Project 2: Abnormal Myelopoiesis Drives Chronic Critical Illness in Severe Trauma, Sepsis and COVID19

MDSCs Drive the PICS Response in Severe Sepsis

There is increasing recognition that the management of patients with severe sepsis is improving, and the incidence of both multiple organ failure (MOF) and in-hospital death is decreasing.

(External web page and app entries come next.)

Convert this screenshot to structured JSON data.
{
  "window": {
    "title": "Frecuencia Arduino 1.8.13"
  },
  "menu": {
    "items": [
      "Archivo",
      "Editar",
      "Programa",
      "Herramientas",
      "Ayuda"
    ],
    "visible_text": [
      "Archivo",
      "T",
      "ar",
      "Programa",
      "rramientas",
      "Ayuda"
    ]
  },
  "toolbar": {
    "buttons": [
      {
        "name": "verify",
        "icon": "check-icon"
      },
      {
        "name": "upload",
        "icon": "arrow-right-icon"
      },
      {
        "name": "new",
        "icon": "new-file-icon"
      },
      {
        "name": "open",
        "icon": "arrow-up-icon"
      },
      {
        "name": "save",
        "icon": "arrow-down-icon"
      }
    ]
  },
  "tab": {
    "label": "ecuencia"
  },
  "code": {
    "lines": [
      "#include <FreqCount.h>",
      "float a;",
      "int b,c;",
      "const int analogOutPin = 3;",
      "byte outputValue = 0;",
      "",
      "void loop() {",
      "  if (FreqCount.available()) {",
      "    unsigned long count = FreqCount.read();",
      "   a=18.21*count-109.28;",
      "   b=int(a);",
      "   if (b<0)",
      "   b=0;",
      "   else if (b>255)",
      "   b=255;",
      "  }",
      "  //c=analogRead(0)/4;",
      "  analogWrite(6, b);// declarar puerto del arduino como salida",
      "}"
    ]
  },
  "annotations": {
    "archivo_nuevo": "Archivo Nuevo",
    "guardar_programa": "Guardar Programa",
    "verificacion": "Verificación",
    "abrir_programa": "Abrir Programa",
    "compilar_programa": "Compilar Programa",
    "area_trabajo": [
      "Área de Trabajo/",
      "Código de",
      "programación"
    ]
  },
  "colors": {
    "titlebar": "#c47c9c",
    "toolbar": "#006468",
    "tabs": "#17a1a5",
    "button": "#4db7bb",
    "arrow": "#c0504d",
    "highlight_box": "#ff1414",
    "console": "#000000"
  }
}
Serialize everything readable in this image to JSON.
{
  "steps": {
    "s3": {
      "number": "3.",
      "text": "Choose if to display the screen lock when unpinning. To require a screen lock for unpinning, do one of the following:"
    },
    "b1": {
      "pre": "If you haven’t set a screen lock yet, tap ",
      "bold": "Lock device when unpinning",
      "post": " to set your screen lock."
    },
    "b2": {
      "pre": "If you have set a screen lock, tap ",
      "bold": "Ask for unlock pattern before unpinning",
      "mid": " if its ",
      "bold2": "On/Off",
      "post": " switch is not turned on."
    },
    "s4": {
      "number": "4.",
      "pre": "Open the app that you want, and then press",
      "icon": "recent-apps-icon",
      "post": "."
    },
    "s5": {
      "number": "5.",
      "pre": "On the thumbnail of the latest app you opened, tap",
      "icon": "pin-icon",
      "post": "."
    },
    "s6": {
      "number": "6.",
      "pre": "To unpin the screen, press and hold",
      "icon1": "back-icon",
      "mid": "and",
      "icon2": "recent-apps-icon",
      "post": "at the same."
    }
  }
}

Earlier recognition of sepsis and improved implementation of best practices have significantly reduced in-hospital mortality over the past decade. As in-hospital survival has improved, the number of patients who do not fully recover has dramatically increased; nearly 50% of surgical sepsis patients will never fully recover and nearly one-third of these patients will die within 6 months. Currently, one important critical question that vexes medical practitioners is: why do some surgical sepsis patients rapidly recover while others have poor long-term outcomes despite our best supportive efforts? Why are some of our comorbid (i.e. cancer, end-stage renal disease, etc.) populations at increased risk of nonrecovery? Our overarching hypothesisis that the consequences of surgical sepsis (death and poor quality of life) are the result of an unresolving host leukocyte dyscrasia, similar to other chronic conditions such as cancer and autoimmune disease. Specifically, the preferential expansion and self-perpetuation of myeloid-derived suppressor cells (MDSCs), propagated in part through epigenetic changes in both bone marrow (BM) progenitors and MDSCs, drives non-acute infectious and noninfectious complications after sepsis. This Program will investigate in human surgical sepsis the underlying mechanisms that drive ‘dysfunctional myelopoiesis’,expansion of MDSC populations, suppressed T-cell quantities/function, and the development of patient’s immunosuppressive/inflammatory endotypes. We will primarily focus on how MDSC expansion evolves over time in surgical sepsis patients who do or do not rapidly recover; how myelopoiesis is regulated transcriptionally and epigenetically in the bone marrow of trauma patients who are at high risk of developing sepsis. There are four specific aims: Aim1. To test the hypothesis that perpetuation of host MDSCs after acute surgical sepsis drives poor long-term clinical outcomes in surgical sepsis, including but not limited to increased secondary infections. Aim2. To test the hypothesis that failure to recover from surgical sepsis is driven by modifiable epigenetic alterations in circulating MDSCs that induce and prolong immunosuppressive endotypes. Aim3. To identify the distinct immunosuppressive mechanisms of MDSCs from surgical sepsis patients over time, including immunometabolism, check-point inhibition, reactive oxygen and nitrogen production, and substrate availability. Aim4. To test the hypothesis that in response to an initial inflammatory stimulus, the increased risk of developing surgical sepsis is secondary to immunosuppression driven by a preferential bone marrow hematopoietic stem cell (HSC) expansion of MDSCs transcriptionally and epigenetically. This will be analyzed in severe blunt trauma patients at high risk for post-injury sepsis who manifest early changes in bone marrow progenitors and expansion of immunosuppressive MDSCs. Using the established clinical infrastructure of the Sepsis and Critical Illness Research Center (SCIRC), a team science approach will be employed with collaborating PI’s coming from multiple clinical and basic science disciplines.

Project 2 Principle Investigators: